[Extracted records]
-=-=-=-=-
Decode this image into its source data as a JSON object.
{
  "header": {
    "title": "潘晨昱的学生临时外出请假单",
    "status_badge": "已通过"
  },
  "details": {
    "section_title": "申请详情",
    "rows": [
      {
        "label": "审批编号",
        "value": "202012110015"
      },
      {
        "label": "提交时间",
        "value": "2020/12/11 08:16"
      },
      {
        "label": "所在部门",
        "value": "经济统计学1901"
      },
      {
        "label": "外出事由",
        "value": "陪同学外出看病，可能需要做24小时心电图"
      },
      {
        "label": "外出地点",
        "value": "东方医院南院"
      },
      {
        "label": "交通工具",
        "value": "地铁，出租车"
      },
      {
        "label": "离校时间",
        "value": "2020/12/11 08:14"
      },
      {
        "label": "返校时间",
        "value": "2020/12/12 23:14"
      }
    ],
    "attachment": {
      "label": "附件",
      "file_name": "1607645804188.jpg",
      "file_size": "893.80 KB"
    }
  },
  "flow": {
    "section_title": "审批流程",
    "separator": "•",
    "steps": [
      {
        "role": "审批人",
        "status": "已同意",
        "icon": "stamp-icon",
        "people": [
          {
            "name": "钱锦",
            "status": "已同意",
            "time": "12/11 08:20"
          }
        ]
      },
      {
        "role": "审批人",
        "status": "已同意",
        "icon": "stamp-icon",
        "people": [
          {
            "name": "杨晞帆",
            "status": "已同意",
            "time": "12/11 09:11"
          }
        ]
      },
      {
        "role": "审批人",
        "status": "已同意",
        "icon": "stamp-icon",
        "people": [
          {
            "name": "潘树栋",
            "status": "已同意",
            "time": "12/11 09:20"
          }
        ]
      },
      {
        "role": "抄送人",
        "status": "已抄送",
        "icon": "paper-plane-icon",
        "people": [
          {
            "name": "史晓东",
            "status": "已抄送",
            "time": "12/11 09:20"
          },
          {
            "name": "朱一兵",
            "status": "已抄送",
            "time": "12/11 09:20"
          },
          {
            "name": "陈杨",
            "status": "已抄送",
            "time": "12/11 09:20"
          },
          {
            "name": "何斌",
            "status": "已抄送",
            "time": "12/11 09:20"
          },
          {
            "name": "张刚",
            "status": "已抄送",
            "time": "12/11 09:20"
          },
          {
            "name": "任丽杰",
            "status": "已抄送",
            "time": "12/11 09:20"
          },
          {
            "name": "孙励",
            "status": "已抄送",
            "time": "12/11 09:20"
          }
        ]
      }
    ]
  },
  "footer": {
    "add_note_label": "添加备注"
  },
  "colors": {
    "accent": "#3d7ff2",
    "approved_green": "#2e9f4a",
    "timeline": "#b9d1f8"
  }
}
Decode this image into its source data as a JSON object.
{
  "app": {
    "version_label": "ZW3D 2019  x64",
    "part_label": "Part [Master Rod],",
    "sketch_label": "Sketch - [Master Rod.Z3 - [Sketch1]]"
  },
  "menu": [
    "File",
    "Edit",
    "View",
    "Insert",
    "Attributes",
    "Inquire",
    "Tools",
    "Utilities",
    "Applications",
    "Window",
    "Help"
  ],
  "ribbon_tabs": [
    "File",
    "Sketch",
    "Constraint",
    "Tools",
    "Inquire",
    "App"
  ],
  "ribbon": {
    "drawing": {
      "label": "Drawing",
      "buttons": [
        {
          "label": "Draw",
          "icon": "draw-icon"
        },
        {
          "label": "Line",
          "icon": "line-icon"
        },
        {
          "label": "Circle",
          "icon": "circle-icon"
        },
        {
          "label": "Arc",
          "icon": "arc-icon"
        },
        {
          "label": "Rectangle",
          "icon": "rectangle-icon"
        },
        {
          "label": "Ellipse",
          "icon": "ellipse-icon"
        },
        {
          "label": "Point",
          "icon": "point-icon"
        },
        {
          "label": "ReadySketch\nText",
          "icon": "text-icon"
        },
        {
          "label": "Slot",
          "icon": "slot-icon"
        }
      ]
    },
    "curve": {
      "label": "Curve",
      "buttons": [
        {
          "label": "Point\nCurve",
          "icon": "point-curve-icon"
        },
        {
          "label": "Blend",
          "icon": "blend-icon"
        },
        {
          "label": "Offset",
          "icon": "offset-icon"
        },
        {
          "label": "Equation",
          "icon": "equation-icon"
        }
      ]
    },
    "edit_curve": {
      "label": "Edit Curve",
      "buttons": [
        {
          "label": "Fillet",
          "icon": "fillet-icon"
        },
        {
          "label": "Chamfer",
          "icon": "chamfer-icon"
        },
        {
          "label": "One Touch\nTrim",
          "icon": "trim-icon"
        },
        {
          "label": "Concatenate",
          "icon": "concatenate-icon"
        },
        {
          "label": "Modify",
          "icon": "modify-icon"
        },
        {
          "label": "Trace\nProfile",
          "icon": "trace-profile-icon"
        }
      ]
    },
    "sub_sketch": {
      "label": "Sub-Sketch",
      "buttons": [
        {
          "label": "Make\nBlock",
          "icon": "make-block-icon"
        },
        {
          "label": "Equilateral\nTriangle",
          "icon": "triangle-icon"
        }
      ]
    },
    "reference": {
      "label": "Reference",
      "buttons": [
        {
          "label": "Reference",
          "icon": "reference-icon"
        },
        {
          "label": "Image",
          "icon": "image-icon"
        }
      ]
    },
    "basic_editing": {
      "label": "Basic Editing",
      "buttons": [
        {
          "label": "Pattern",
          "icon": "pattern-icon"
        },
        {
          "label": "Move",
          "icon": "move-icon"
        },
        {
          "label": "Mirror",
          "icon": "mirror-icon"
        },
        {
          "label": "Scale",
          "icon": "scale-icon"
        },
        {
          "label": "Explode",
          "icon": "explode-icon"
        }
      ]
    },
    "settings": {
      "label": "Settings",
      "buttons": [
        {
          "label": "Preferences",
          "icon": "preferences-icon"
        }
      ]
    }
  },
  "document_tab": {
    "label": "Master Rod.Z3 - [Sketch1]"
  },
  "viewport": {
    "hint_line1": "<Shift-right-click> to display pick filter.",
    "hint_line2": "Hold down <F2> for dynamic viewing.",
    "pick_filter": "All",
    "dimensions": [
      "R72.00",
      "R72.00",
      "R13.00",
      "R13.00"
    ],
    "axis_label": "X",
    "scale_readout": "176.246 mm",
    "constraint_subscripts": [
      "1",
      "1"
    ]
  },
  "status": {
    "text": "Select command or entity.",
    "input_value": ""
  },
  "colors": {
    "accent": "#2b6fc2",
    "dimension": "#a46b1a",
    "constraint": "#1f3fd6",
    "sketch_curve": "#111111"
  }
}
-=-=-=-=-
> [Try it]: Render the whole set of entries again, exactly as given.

> [Task output]:
Decode this image into its source data as a JSON object.
{
  "header": {
    "title": "潘晨昱的学生临时外出请假单",
    "status_badge": "已通过"
  },
  "details": {
    "section_title": "申请详情",
    "rows": [
      {
        "label": "审批编号",
        "value": "202012110015"
      },
      {
        "label": "提交时间",
        "value": "2020/12/11 08:16"
      },
      {
        "label": "所在部门",
        "value": "经济统计学1901"
      },
      {
        "label": "外出事由",
        "value": "陪同学外出看病，可能需要做24小时心电图"
      },
      {
        "label": "外出地点",
        "value": "东方医院南院"
      },
      {
        "label": "交通工具",
        "value": "地铁，出租车"
      },
      {
        "label": "离校时间",
        "value": "2020/12/11 08:14"
      },
      {
        "label": "返校时间",
        "value": "2020/12/12 23:14"
      }
    ],
    "attachment": {
      "label": "附件",
      "file_name": "1607645804188.jpg",
      "file_size": "893.80 KB"
    }
  },
  "flow": {
    "section_title": "审批流程",
    "separator": "•",
    "steps": [
      {
        "role": "审批人",
        "status": "已同意",
        "icon": "stamp-icon",
        "people": [
          {
            "name": "钱锦",
            "status": "已同意",
            "time": "12/11 08:20"
          }
        ]
      },
      {
        "role": "审批人",
        "status": "已同意",
        "icon": "stamp-icon",
        "people": [
          {
            "name": "杨晞帆",
            "status": "已同意",
            "time": "12/11 09:11"
          }
        ]
      },
      {
        "role": "审批人",
        "status": "已同意",
        "icon": "stamp-icon",
        "people": [
          {
            "name": "潘树栋",
            "status": "已同意",
            "time": "12/11 09:20"
          }
        ]
      },
      {
        "role": "抄送人",
        "status": "已抄送",
        "icon": "paper-plane-icon",
        "people": [
          {
            "name": "史晓东",
            "status": "已抄送",
            "time": "12/11 09:20"
          },
          {
            "name": "朱一兵",
            "status": "已抄送",
            "time": "12/11 09:20"
          },
          {
            "name": "陈杨",
            "status": "已抄送",
            "time": "12/11 09:20"
          },
          {
            "name": "何斌",
            "status": "已抄送",
            "time": "12/11 09:20"
          },
          {
            "name": "张刚",
            "status": "已抄送",
            "time": "12/11 09:20"
          },
          {
            "name": "任丽杰",
            "status": "已抄送",
            "time": "12/11 09:20"
          },
          {
            "name": "孙励",
            "status": "已抄送",
            "time": "12/11 09:20"
          }
        ]
      }
    ]
  },
  "footer": {
    "add_note_label": "添加备注"
  },
  "colors": {
    "accent": "#3d7ff2",
    "approved_green": "#2e9f4a",
    "timeline": "#b9d1f8"
  }
}
Decode this image into its source data as a JSON object.
{
  "app": {
    "version_label": "ZW3D 2019  x64",
    "part_label": "Part [Master Rod],",
    "sketch_label": "Sketch - [Master Rod.Z3 - [Sketch1]]"
  },
  "menu": [
    "File",
    "Edit",
    "View",
    "Insert",
    "Attributes",
    "Inquire",
    "Tools",
    "Utilities",
    "Applications",
    "Window",
    "Help"
  ],
  "ribbon_tabs": [
    "File",
    "Sketch",
    "Constraint",
    "Tools",
    "Inquire",
    "App"
  ],
  "ribbon": {
    "drawing": {
      "label": "Drawing",
      "buttons": [
        {
          "label": "Draw",
          "icon": "draw-icon"
        },
        {
          "label": "Line",
          "icon": "line-icon"
        },
        {
          "label": "Circle",
          "icon": "circle-icon"
        },
        {
          "label": "Arc",
          "icon": "arc-icon"
        },
        {
          "label": "Rectangle",
          "icon": "rectangle-icon"
        },
        {
          "label": "Ellipse",
          "icon": "ellipse-icon"
        },
        {
          "label": "Point",
          "icon": "point-icon"
        },
        {
          "label": "ReadySketch\nText",
          "icon": "text-icon"
        },
        {
          "label": "Slot",
          "icon": "slot-icon"
        }
      ]
    },
    "curve": {
      "label": "Curve",
      "buttons": [
        {
          "label": "Point\nCurve",
          "icon": "point-curve-icon"
        },
        {
          "label": "Blend",
          "icon": "blend-icon"
        },
        {
          "label": "Offset",
          "icon": "offset-icon"
        },
        {
          "label": "Equation",
          "icon": "equation-icon"
        }
      ]
    },
    "edit_curve": {
      "label": "Edit Curve",
      "buttons": [
        {
          "label": "Fillet",
          "icon": "fillet-icon"
        },
        {
          "label": "Chamfer",
          "icon": "chamfer-icon"
        },
        {
          "label": "One Touch\nTrim",
          "icon": "trim-icon"
        },
        {
          "label": "Concatenate",
          "icon": "concatenate-icon"
        },
        {
          "label": "Modify",
          "icon": "modify-icon"
        },
        {
          "label": "Trace\nProfile",
          "icon": "trace-profile-icon"
        }
      ]
    },
    "sub_sketch": {
      "label": "Sub-Sketch",
      "buttons": [
        {
          "label": "Make\nBlock",
          "icon": "make-block-icon"
        },
        {
          "label": "Equilateral\nTriangle",
          "icon": "triangle-icon"
        }
      ]
    },
    "reference": {
      "label": "Reference",
      "buttons": [
        {
          "label": "Reference",
          "icon": "reference-icon"
        },
        {
          "label": "Image",
          "icon": "image-icon"
        }
      ]
    },
    "basic_editing": {
      "label": "Basic Editing",
      "buttons": [
        {
          "label": "Pattern",
          "icon": "pattern-icon"
        },
        {
          "label": "Move",
          "icon": "move-icon"
        },
        {
          "label": "Mirror",
          "icon": "mirror-icon"
        },
        {
          "label": "Scale",
          "icon": "scale-icon"
        },
        {
          "label": "Explode",
          "icon": "explode-icon"
        }
      ]
    },
    "settings": {
      "label": "Settings",
      "buttons": [
        {
          "label": "Preferences",
          "icon": "preferences-icon"
        }
      ]
    }
  },
  "document_tab": {
    "label": "Master Rod.Z3 - [Sketch1]"
  },
  "viewport": {
    "hint_line1": "<Shift-right-click> to display pick filter.",
    "hint_line2": "Hold down <F2> for dynamic viewing.",
    "pick_filter": "All",
    "dimensions": [
      "R72.00",
      "R72.00",
      "R13.00",
      "R13.00"
    ],
    "axis_label": "X",
    "scale_readout": "176.246 mm",
    "constraint_subscripts": [
      "1",
      "1"
    ]
  },
  "status": {
    "text": "Select command or entity.",
    "input_value": ""
  },
  "colors": {
    "accent": "#2b6fc2",
    "dimension": "#a46b1a",
    "constraint": "#1f3fd6",
    "sketch_curve": "#111111"
  }
}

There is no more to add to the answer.